Conway, P., 1994. “IMF Lending Programs: Participation and Impact” Journal of Development Economics, 45, 365-391

Easterly, W., and Pfutze, T., (2008): “Where Does the Money Go? Best and Worst Practice in Foreign Aid’

Easterly, W., Irwin, T., and Servén, L., (2007), “Public Investment and Fiscal Stability”, Policy Research Working Paper 4158, Washington DC: The World Bank.

45Benedek, D., Crivelli, E., Gupta, S., and Muthoora, P., (2012), “Foreign Aid and Revenue: Still a Crowding Out Effect?” IMF Working Paper, WP/12/186


European Commission (1996), “20 Questions and Answers”, Development, Vol. VIII/53, March 1996, page 7

Friedman, M, (1958), “Foreign Economic Aid: Means and Objectives”, Yale Review, Vol: 47. Ghatak, S., (1986). An Introduction to Development Economics. Allen and Unwin Ltd., London, p.129
Haque, N., and Khan, S,M., 1998. “Do IMF-Supported Programs Work? As Survey of the Cross- Country Empirical Evidence”, IMF Working Paper, No. 98-169

Isabel Paterson: God of The Machine Chapter XX: The Humanitarian with the Guillotine, 1943, p.241. New York: G.P.Putnam’s Sons, Van Rees Press

Jayaraman, R., and Kanbur, R., 1999, International public goods and the case for foreign aid, in: I. Kaul, I. Grunberg and M. A. Stern, eds., Global public goods: International cooperation in the twenty-first century (Oxford University Press, New York), pp. 418-435.

Kharas, H., and Rogerson, A., (2012), “Horizon 2025: creative destruction in the aid industry”, Overseas Development Institute.

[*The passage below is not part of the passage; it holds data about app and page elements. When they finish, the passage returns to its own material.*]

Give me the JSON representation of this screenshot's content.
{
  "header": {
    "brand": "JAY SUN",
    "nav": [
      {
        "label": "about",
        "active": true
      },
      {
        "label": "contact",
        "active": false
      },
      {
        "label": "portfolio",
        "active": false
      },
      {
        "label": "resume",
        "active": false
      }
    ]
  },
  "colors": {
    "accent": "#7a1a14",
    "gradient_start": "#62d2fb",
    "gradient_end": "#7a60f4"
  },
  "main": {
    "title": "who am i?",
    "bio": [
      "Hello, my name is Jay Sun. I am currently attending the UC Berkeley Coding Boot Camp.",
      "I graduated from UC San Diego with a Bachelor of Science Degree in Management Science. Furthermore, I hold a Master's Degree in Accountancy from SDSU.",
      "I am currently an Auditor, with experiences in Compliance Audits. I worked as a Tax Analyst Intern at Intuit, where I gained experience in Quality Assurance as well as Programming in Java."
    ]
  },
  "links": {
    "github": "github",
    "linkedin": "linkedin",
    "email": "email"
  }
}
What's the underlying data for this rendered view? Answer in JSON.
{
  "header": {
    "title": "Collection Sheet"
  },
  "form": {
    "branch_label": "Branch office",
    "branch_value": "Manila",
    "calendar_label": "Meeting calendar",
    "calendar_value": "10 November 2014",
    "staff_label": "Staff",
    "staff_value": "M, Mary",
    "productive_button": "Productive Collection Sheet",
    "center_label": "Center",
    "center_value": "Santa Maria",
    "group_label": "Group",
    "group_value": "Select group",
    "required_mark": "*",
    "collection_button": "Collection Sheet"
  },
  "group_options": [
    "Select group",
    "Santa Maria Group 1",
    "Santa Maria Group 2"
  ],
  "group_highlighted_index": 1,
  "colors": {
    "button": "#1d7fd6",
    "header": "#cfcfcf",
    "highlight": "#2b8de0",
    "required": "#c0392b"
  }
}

Koch, D.J, and Van de Koolwijk, D.,“Do country images affect private development finance? Explaining differences between Tanzania & the Central African Republic” The Centre for International Development Issues in Nijmegen at the Radboud University

Koch, D.J., A. Dreher, P. Nunnenkamp, and R. Thiele (2008); Keeping a Low Profile: What Determines the Allocation of Aid by Non-Governmental Organizations. World Development 37(5): 902–918.

Lampedusa: Immigrants from West Africa died en route to Italy (Source: (accessed on 01/02/14))

Moss, T., Petterson, G., and van de Welle (2008): “An Aid-Institutions Paradox? A Review Essay on Aid dependency and State building in Sub-Saharan Africa” in, Easterly, W., (Ed) Reinventing Foreign Aid, Cambridge Mass: MIT Press.

Przeworski, A and Vreeland, J.L., (2000), “The effect of IMF programs on economic growth”, Journal of Development Economics Vol.62, 385 – 421

Stiglitz, J., (2002). Globalization and its Discontents. W.W. Norton & Co., Inc.

Tarnoff, C., and Lawson, M, L., (2011), “Foreign Aid: An Introduction to U.S. Programs and Policy”, CRS Report for Congress prepared for Members and Committees of Congress, Congressional Research Service.

Todaro, M.P., (1989): Economic Development in the Third World. New York: Longman Twineyo-Kamugisha (2012). Why Africa Fails. Cape Town: Tafelberg Publsihers. UNECA (2013), “Making Aid Work for Africa”, ECA Policy Brief No.007, 2013


UNECA (2013),“Economic transformation in Africa: Drivers, Challenges and Options” Issues Paper, Prepared for the Third Meeting of the High Level Panel of Eminent Persons, 30th January to 1th February, 2013

UNECA (2013); “Economic Transformation for Africa’s Development” C-10 Meeting April, 2013 Washington D.C

UK House of Lords’ Report 2012 on Economic Impact and Effectiveness of Development Aid Wood, A., Financial Times, 15 September 2008.

References: on 11/16/13) (accessed on 11/16/13) (accessed on 11/16/13)

Krugman, P., and Obstfeld, M., (2003). International Economics: Theory and Policy. Addison Wesley

Stiglitz, J., (2012:62). The Price of Inequality. W.W. Norton & Co., Inc.

Twineyo, E., (2006), “The Power Game at the WTO and its Processes”, in The Guide: Trade and Economic Development Magazine, Issue No.2, March 2006. P.8-9

UN (2005), Human Development Report 2005: International Cooperation at Cross Roads: Aid, Trade and Security in an Unequal World

United Nations (2005) “Unfair Trade Policies Damaging Growth Prospects in Developing Countries, 7 September 2005( (accessed 12/24/13)

WTO (2013): WT/MIN (13)/42 • WT/L/917.(13-6831), Preferential Rules Of Origin For Least- Developed Countries, Ministerial Decision Of 7 December 2013; 11 December 2013, Ministerial Conference Ninth Session Bali, 3-6 December 2013


Leave a Comment